By Peter Weddle, for Yahoo! HotJobs
Most of us spend the majority of our waking day at work, and the only record we have of that time and effort is a resume. We invest inordinate amounts of energy and emotion in our employment and memorialize that commitment in a document that is often out-of-date and incomplete. When we rely on a resume alone to manage our careers and celebrate our success, we sell ourselves short.
In my view, all of us should maintain two employment-related documents: a resume and something I call a career record. What's the difference? Take a look below.
- It's normally written and/or updated only when you are actively looking for a job.
- Its purpose is to sell you to an employer by describing what you've done in the past that might be useful to the organization in the future.
- Writing it is about as much fun as getting a root canal.
Your Career Record
- It's written continuously and reviewed quarterly. Think of it as a diary of your progress and your success in the world of work.
- Its purposes are to help you recognize and celebrate your career victories (i.e., your achievements at work) and to determine if your career is in good shape or in need of an overhaul. In other words, a career record is written for you and describes what you've done for yourself.
- Keeping a career record is a fulfilling and self-motivating experience. It enables you to pat yourself on the back regularly (or give yourself a pep talk, if that's what is necessary) and set your sights on new goals at work that will lead you to additional career victories.
Now, I know what you're thinking: It's hard enough to write a resume and keep it current, so why am I'm proposing that you double the effort? Because, in addition to being a personal pat on the back (which is, itself, the foundation of a healthy career), a career record can also make writing a resume infinitely easier.
Customize Your Resume
In the past, recruiters were willing to accept a generic resume from job seekers, as long as you were applying for positions within the same industry and/or career field. They knew how hard it was to produce even a single version of that document, so all they asked was that you include a cover letter to highlight those aspects of your record that were important for their particular opening.

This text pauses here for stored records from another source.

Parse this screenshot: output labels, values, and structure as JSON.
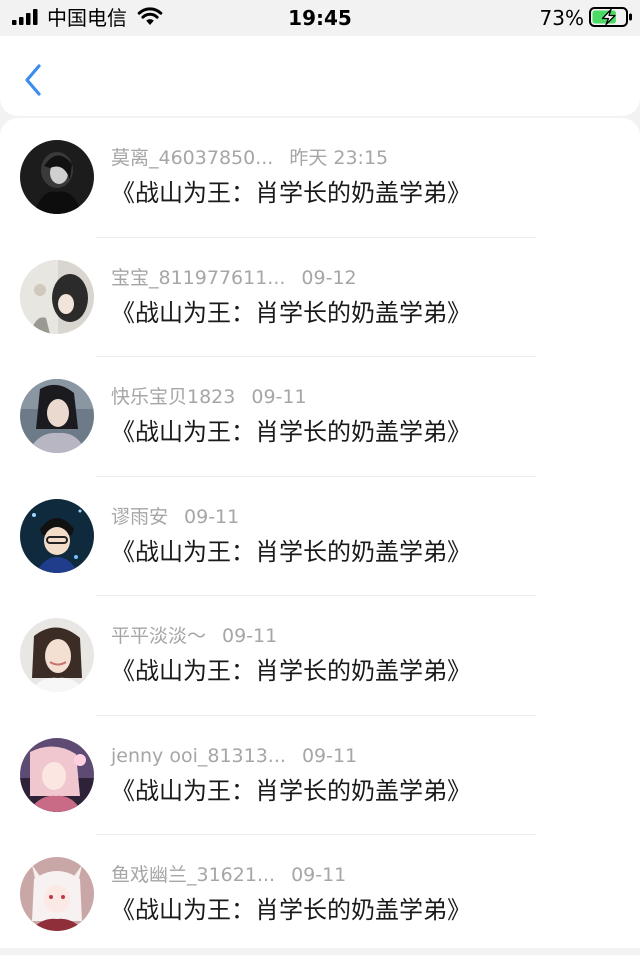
{
  "status_bar": {
    "carrier": "中国电信",
    "time": "19:45",
    "battery_percent": "73%",
    "battery_level": 0.73,
    "signal_icon": "signal-bars-icon",
    "wifi_icon": "wifi-icon",
    "battery_icon": "battery-charging-icon"
  },
  "header": {
    "back_icon": "chevron-left-icon",
    "accent_color": "#3d8cf0"
  },
  "list": {
    "items": [
      {
        "name": "莫离_46037850...",
        "time": "昨天 23:15",
        "title": "《战山为王：肖学长的奶盖学弟》"
      },
      {
        "name": "宝宝_811977611...",
        "time": "09-12",
        "title": "《战山为王：肖学长的奶盖学弟》"
      },
      {
        "name": "快乐宝贝1823",
        "time": "09-11",
        "title": "《战山为王：肖学长的奶盖学弟》"
      },
      {
        "name": "谬雨安",
        "time": "09-11",
        "title": "《战山为王：肖学长的奶盖学弟》"
      },
      {
        "name": "平平淡淡～",
        "time": "09-11",
        "title": "《战山为王：肖学长的奶盖学弟》"
      },
      {
        "name": "jenny ooi_81313...",
        "time": "09-11",
        "title": "《战山为王：肖学长的奶盖学弟》"
      },
      {
        "name": "鱼戏幽兰_31621...",
        "time": "09-11",
        "title": "《战山为王：肖学长的奶盖学弟》"
      }
    ]
  }
}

Today, unfortunately, that kind of flexibility is gone. Thanks to the Internet, recruiters are receiving hundreds, often thousands of resumes for a single opening. They simply don't have the time to read between the lines and ferret out your qualifications for their opportunity. Moreover, recruiters know that your resume has been produced on a word processor where it can be easily and quickly modified. As a result, they now expect your resume itself to be tailored to the specific requirements of their opening and your cover letter to reinforce its key points.
Two Tailoring Approaches
- Customize Your Generic Resume: You simply add a little more detail to those points in the resume that are important to an opening, and subtract detail from or delete altogether those points that aren't important. While this approach can be relatively quick and easy, it is also likely to under-represent your qualifications. Instead of picking the best of your background for a position, you're nipping and tucking at what's immediately available.
- Tailor Your Resume from the Bottom Up: Admittedly, that would be a difficult and time-consuming task if you had to sit down and start from scratch. But you don't; your career record is a complete and up-to-date inventory of your skills, expertise and experience. It enables you to pull out all of the factors that are most important to winning the job you want and to incorporate those factors in your resume quickly and easily.
A resume remains the lingua franca of job-search success in the world of work. For a resume to communicate your credentials effectively, however, it must be tailored to the specific requirements of a position vacancy. A career record enables you to accomplish that tailoring to your best advantage.
[Peter Weddle is an author, recruiter and HR consultant. He runs the Weddle's career resource site.]